I can remember Rock Hard Ten breathing down on Smarty! He was such a big colt! I knew Smarty was in trouble!
Jay More than 1 year ago
a good jock would have won the Belmont that year.....Elliot rode an awful race..
steve szymanski More than 1 year ago
You are a moron.
mikey J More than 1 year ago
I remember Stewy from his days at Suffolk Downs. He was leading rider on numerous occasions. He has always been a good "heads up rider" , and given the gambler a good effort for there $$$$. Great to see Owners and Trainers are awarding him with decent mounts he can excel with. Keep up the good work kid, I for one see you as one of the better riders in the country. As for the Triple. Crown I think his lack of familiarity with the oval hindered his overall ride. I sincerely believe Smarty should have been a TC champion. We all make mistakes, Stewy's was just on a grand stage in the Belmont. Keep riding hard Stew we gamblers greatly appreciate it. It does not go unnoticed
Jerseyjoe B More than 1 year ago
Jerry Bailey screwed up the race when he drove Eddington up on the outside in the backstretch, causing Elliott to move earlier than he otherwise would have. Eddington couldn't possibly stay in contention after a move like that - an all out middle move which was contrary to that horse's running style.. So Bailey had nothing to gain, but he probably cost Smarty Jones the Triple Crown.
Joyce Johnson Groome More than 1 year ago
Jerry Bailey knew exactly what he was doing! They were going to press Smarty all the way and hope that he couldn't do the 1 1/2 miles! The fractions, as fast as they were, it was a perfect set up for Birdstone! Smarty had a big bullseye on his butt and everyone knew it! Would have been great for the industry, too! Idiots!
Perl More than 1 year ago

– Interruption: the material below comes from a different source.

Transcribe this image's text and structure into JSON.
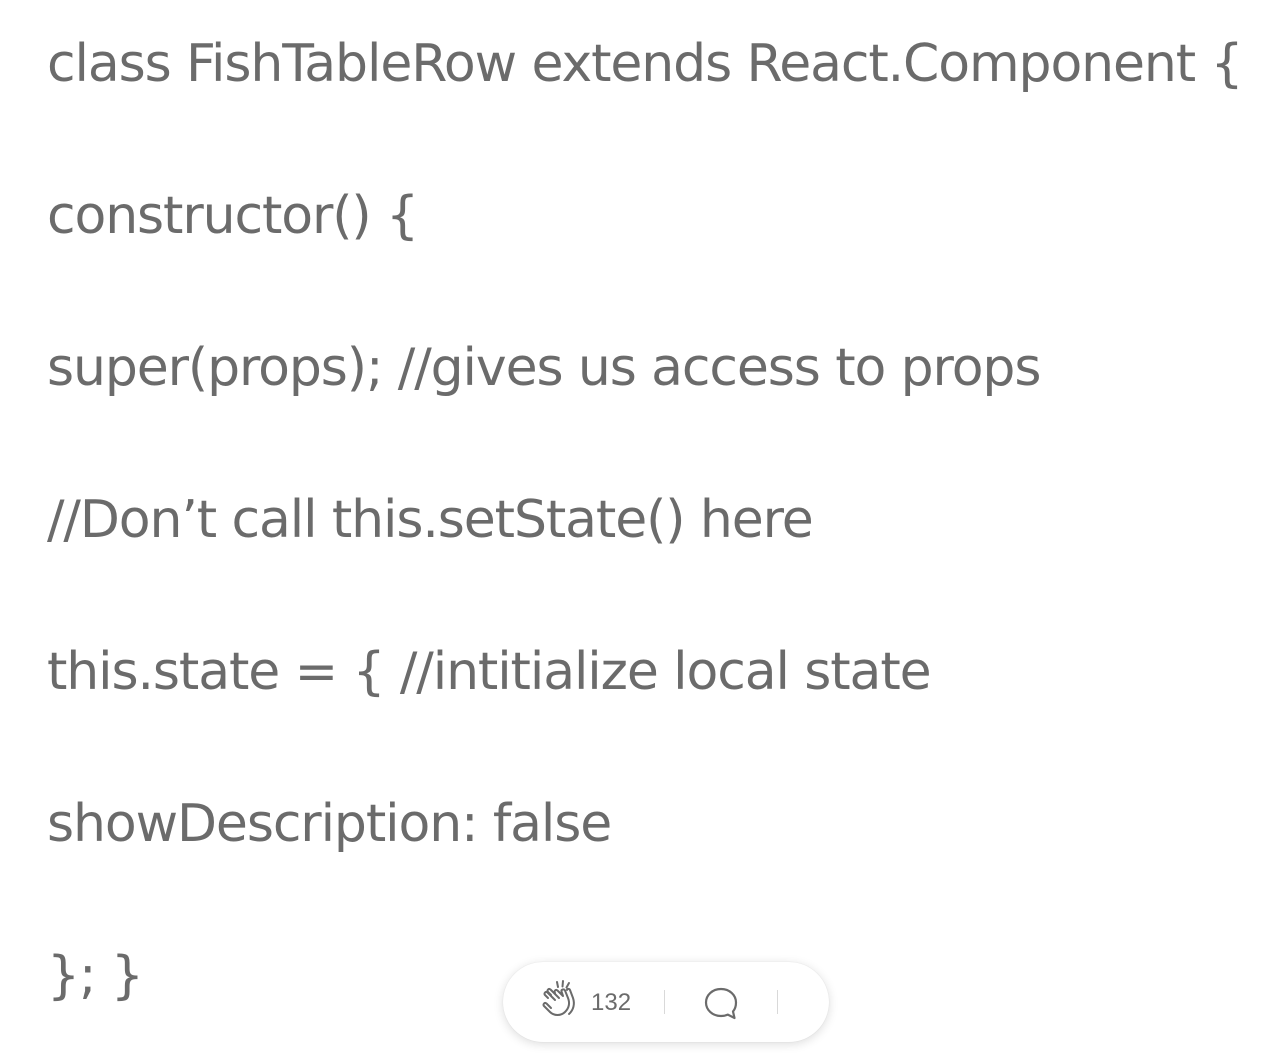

A lot of people criticize Elliott for his ride on Smarty in the Belmont, but I just think he was in a tough situation. The horse got pushed through a 1:35 mile. I suppose Elliott could have tried to reserve him behind Eddington and Rock Hard 10, but I don't think the result would have been different. Smarty Jones wasn't a true stayer. He was just a freak talent who was able to carry his speed a long way. As is, he ran a great race in the Belmont and was caught by the underrated Birdstone, a horse who broke his maiden at first asking at SAR by 15 lengths, won the Champagne, Belmont, and Travers, and has sired two classic winners already.
steve szymanski More than 1 year ago
Let's be homest. Elliott had him too close to a fast pace and was worried more of losing that of how to ride. In the end i made a small fortune on that exacta. Gotta love the ride Elliott gave, but feel bad for the stupid connections for hiring a jockey that was obviously a cut below the other riders. They sucked him in and he fell for it hook, line and sinker.
Bellwether4U More than 1 year ago
Lets be honest...YAFOS...